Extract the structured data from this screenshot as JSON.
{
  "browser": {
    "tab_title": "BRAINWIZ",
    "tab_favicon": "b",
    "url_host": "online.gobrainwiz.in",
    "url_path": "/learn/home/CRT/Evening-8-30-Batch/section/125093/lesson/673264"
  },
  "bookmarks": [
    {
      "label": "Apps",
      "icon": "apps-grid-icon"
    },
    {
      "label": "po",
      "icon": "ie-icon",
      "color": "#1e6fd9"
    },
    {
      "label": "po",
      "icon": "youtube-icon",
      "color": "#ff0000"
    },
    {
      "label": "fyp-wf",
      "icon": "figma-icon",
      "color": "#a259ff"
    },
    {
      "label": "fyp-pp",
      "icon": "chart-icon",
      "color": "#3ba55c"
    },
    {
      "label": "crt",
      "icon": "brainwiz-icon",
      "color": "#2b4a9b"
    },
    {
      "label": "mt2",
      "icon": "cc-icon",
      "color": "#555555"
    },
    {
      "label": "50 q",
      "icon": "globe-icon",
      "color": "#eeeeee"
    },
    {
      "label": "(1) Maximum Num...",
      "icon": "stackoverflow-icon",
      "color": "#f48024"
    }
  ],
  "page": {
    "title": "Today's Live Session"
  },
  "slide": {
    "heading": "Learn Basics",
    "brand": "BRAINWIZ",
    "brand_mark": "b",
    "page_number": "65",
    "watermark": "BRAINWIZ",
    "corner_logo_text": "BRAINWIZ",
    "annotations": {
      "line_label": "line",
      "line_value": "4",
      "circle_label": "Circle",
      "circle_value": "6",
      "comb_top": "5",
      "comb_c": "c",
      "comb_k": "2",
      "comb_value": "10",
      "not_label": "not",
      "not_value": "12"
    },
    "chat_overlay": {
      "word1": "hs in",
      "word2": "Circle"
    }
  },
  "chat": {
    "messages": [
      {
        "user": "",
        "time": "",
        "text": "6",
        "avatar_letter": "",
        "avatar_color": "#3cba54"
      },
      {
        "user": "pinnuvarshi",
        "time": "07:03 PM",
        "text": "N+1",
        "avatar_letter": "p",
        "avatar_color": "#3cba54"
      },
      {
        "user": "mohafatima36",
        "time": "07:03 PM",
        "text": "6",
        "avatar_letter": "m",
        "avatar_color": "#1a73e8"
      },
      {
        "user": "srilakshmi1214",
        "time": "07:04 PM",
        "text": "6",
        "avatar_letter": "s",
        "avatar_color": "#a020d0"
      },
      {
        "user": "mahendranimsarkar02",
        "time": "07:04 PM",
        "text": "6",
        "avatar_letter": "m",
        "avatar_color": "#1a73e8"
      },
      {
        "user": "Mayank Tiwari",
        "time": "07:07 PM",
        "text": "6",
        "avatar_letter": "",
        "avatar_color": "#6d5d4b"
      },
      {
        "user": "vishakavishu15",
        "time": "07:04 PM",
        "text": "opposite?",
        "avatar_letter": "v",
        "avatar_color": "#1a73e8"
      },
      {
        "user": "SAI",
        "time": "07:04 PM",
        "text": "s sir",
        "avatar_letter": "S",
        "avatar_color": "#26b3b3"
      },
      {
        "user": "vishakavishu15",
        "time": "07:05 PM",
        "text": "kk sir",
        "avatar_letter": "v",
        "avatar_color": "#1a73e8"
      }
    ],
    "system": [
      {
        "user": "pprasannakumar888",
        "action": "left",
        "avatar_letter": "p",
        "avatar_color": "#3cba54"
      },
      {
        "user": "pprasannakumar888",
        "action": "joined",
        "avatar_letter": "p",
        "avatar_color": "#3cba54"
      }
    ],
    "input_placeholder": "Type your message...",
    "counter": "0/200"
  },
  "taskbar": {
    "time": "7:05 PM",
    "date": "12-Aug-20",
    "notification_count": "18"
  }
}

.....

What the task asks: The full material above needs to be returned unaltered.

Answer for the task:
Extract the structured data from this screenshot as JSON.
{
  "browser": {
    "tab_title": "BRAINWIZ",
    "tab_favicon": "b",
    "url_host": "online.gobrainwiz.in",
    "url_path": "/learn/home/CRT/Evening-8-30-Batch/section/125093/lesson/673264"
  },
  "bookmarks": [
    {
      "label": "Apps",
      "icon": "apps-grid-icon"
    },
    {
      "label": "po",
      "icon": "ie-icon",
      "color": "#1e6fd9"
    },
    {
      "label": "po",
      "icon": "youtube-icon",
      "color": "#ff0000"
    },
    {
      "label": "fyp-wf",
      "icon": "figma-icon",
      "color": "#a259ff"
    },
    {
      "label": "fyp-pp",
      "icon": "chart-icon",
      "color": "#3ba55c"
    },
    {
      "label": "crt",
      "icon": "brainwiz-icon",
      "color": "#2b4a9b"
    },
    {
      "label": "mt2",
      "icon": "cc-icon",
      "color": "#555555"
    },
    {
      "label": "50 q",
      "icon": "globe-icon",
      "color": "#eeeeee"
    },
    {
      "label": "(1) Maximum Num...",
      "icon": "stackoverflow-icon",
      "color": "#f48024"
    }
  ],
  "page": {
    "title": "Today's Live Session"
  },
  "slide": {
    "heading": "Learn Basics",
    "brand": "BRAINWIZ",
    "brand_mark": "b",
    "page_number": "65",
    "watermark": "BRAINWIZ",
    "corner_logo_text": "BRAINWIZ",
    "annotations": {
      "line_label": "line",
      "line_value": "4",
      "circle_label": "Circle",
      "circle_value": "6",
      "comb_top": "5",
      "comb_c": "c",
      "comb_k": "2",
      "comb_value": "10",
      "not_label": "not",
      "not_value": "12"
    },
    "chat_overlay": {
      "word1": "hs in",
      "word2": "Circle"
    }
  },
  "chat": {
    "messages": [
      {
        "user": "",
        "time": "",
        "text": "6",
        "avatar_letter": "",
        "avatar_color": "#3cba54"
      },
      {
        "user": "pinnuvarshi",
        "time": "07:03 PM",
        "text": "N+1",
        "avatar_letter": "p",
        "avatar_color": "#3cba54"
      },
      {
        "user": "mohafatima36",
        "time": "07:03 PM",
        "text": "6",
        "avatar_letter": "m",
        "avatar_color": "#1a73e8"
      },
      {
        "user": "srilakshmi1214",
        "time": "07:04 PM",
        "text": "6",
        "avatar_letter": "s",
        "avatar_color": "#a020d0"
      },
      {
        "user": "mahendranimsarkar02",
        "time": "07:04 PM",
        "text": "6",
        "avatar_letter": "m",
        "avatar_color": "#1a73e8"
      },
      {
        "user": "Mayank Tiwari",
        "time": "07:07 PM",
        "text": "6",
        "avatar_letter": "",
        "avatar_color": "#6d5d4b"
      },
      {
        "user": "vishakavishu15",
        "time": "07:04 PM",
        "text": "opposite?",
        "avatar_letter": "v",
        "avatar_color": "#1a73e8"
      },
      {
        "user": "SAI",
        "time": "07:04 PM",
        "text": "s sir",
        "avatar_letter": "S",
        "avatar_color": "#26b3b3"
      },
      {
        "user": "vishakavishu15",
        "time": "07:05 PM",
        "text": "kk sir",
        "avatar_letter": "v",
        "avatar_color": "#1a73e8"
      }
    ],
    "system": [
      {
        "user": "pprasannakumar888",
        "action": "left",
        "avatar_letter": "p",
        "avatar_color": "#3cba54"
      },
      {
        "user": "pprasannakumar888",
        "action": "joined",
        "avatar_letter": "p",
        "avatar_color": "#3cba54"
      }
    ],
    "input_placeholder": "Type your message...",
    "counter": "0/200"
  },
  "taskbar": {
    "time": "7:05 PM",
    "date": "12-Aug-20",
    "notification_count": "18"
  }
}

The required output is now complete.